_What the task asks_.
What is needed is an exact copy of the entries below, with every picture left out.

_Material for this exercise_.
● ● ●
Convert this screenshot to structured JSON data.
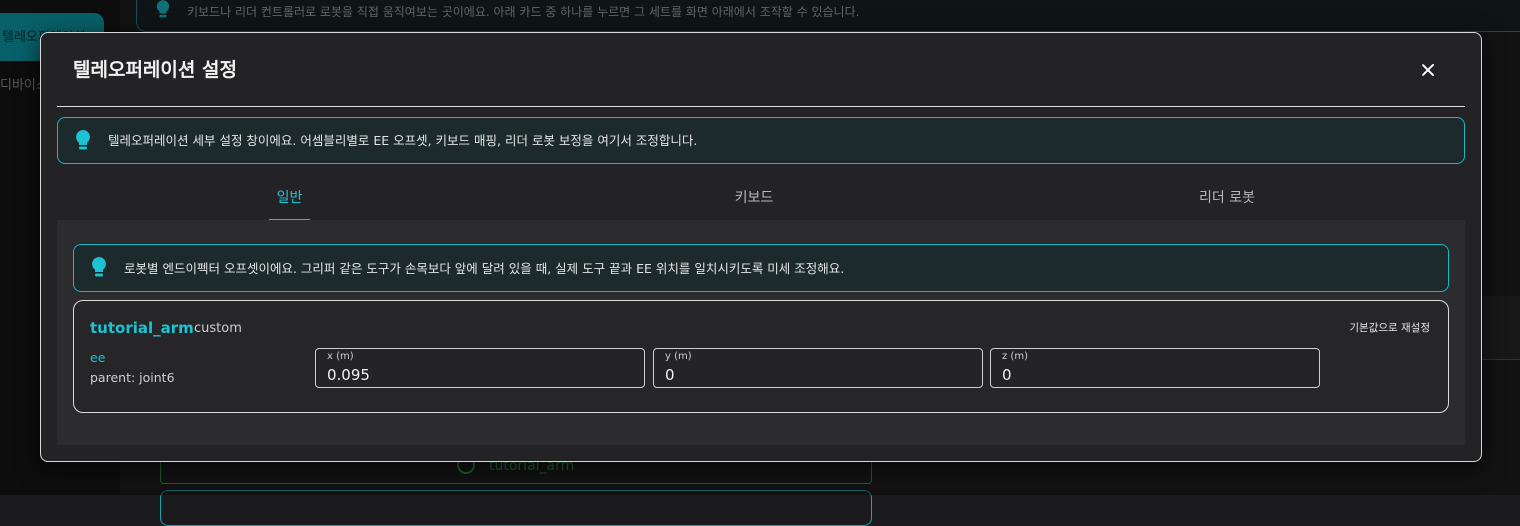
{
  "background": {
    "sidebar_active_label": "텔레오퍼레이션",
    "sidebar_item_label": "디바이스",
    "banner_text": "키보드나 리더 컨트롤러로 로봇을 직접 움직여보는 곳이에요. 아래 카드 중 하나를 누르면 그 세트를 화면 아래에서 조작할 수 있습니다.",
    "robot_button_label": "tutorial_arm"
  },
  "modal": {
    "title": "텔레오퍼레이션 설정",
    "close_label": "close",
    "info_banner": "텔레오퍼레이션 세부 설정 창이에요. 어셈블리별로 EE 오프셋, 키보드 매핑, 리더 로봇 보정을 여기서 조정합니다.",
    "tabs": [
      {
        "label": "일반",
        "active": true
      },
      {
        "label": "키보드",
        "active": false
      },
      {
        "label": "리더 로봇",
        "active": false
      }
    ],
    "general": {
      "info_banner": "로봇별 엔드이펙터 오프셋이에요. 그리퍼 같은 도구가 손목보다 앞에 달려 있을 때, 실제 도구 끝과 EE 위치를 일치시키도록 미세 조정해요.",
      "robot": {
        "name": "tutorial_arm",
        "tag": "custom",
        "reset_label": "기본값으로 재설정",
        "link_name": "ee",
        "parent_label": "parent: joint6",
        "fields": [
          {
            "label": "x (m)",
            "value": "0.095"
          },
          {
            "label": "y (m)",
            "value": "0"
          },
          {
            "label": "z (m)",
            "value": "0"
          }
        ]
      }
    }
  },
  "colors": {
    "accent": "#1cc3d2",
    "banner_border": "#14b8c6",
    "modal_bg": "#232325",
    "content_bg": "#2c2c2f",
    "success": "#2aa84a"
  },
  "icons": {
    "bulb": "lightbulb-icon",
    "close": "close-icon",
    "robot_button": "power-icon"
  }
}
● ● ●
_Written response_.
Convert this screenshot to structured JSON data.
{
  "background": {
    "sidebar_active_label": "텔레오퍼레이션",
    "sidebar_item_label": "디바이스",
    "banner_text": "키보드나 리더 컨트롤러로 로봇을 직접 움직여보는 곳이에요. 아래 카드 중 하나를 누르면 그 세트를 화면 아래에서 조작할 수 있습니다.",
    "robot_button_label": "tutorial_arm"
  },
  "modal": {
    "title": "텔레오퍼레이션 설정",
    "close_label": "close",
    "info_banner": "텔레오퍼레이션 세부 설정 창이에요. 어셈블리별로 EE 오프셋, 키보드 매핑, 리더 로봇 보정을 여기서 조정합니다.",
    "tabs": [
      {
        "label": "일반",
        "active": true
      },
      {
        "label": "키보드",
        "active": false
      },
      {
        "label": "리더 로봇",
        "active": false
      }
    ],
    "general": {
      "info_banner": "로봇별 엔드이펙터 오프셋이에요. 그리퍼 같은 도구가 손목보다 앞에 달려 있을 때, 실제 도구 끝과 EE 위치를 일치시키도록 미세 조정해요.",
      "robot": {
        "name": "tutorial_arm",
        "tag": "custom",
        "reset_label": "기본값으로 재설정",
        "link_name": "ee",
        "parent_label": "parent: joint6",
        "fields": [
          {
            "label": "x (m)",
            "value": "0.095"
          },
          {
            "label": "y (m)",
            "value": "0"
          },
          {
            "label": "z (m)",
            "value": "0"
          }
        ]
      }
    }
  },
  "colors": {
    "accent": "#1cc3d2",
    "banner_border": "#14b8c6",
    "modal_bg": "#232325",
    "content_bg": "#2c2c2f",
    "success": "#2aa84a"
  },
  "icons": {
    "bulb": "lightbulb-icon",
    "close": "close-icon",
    "robot_button": "power-icon"
  }
}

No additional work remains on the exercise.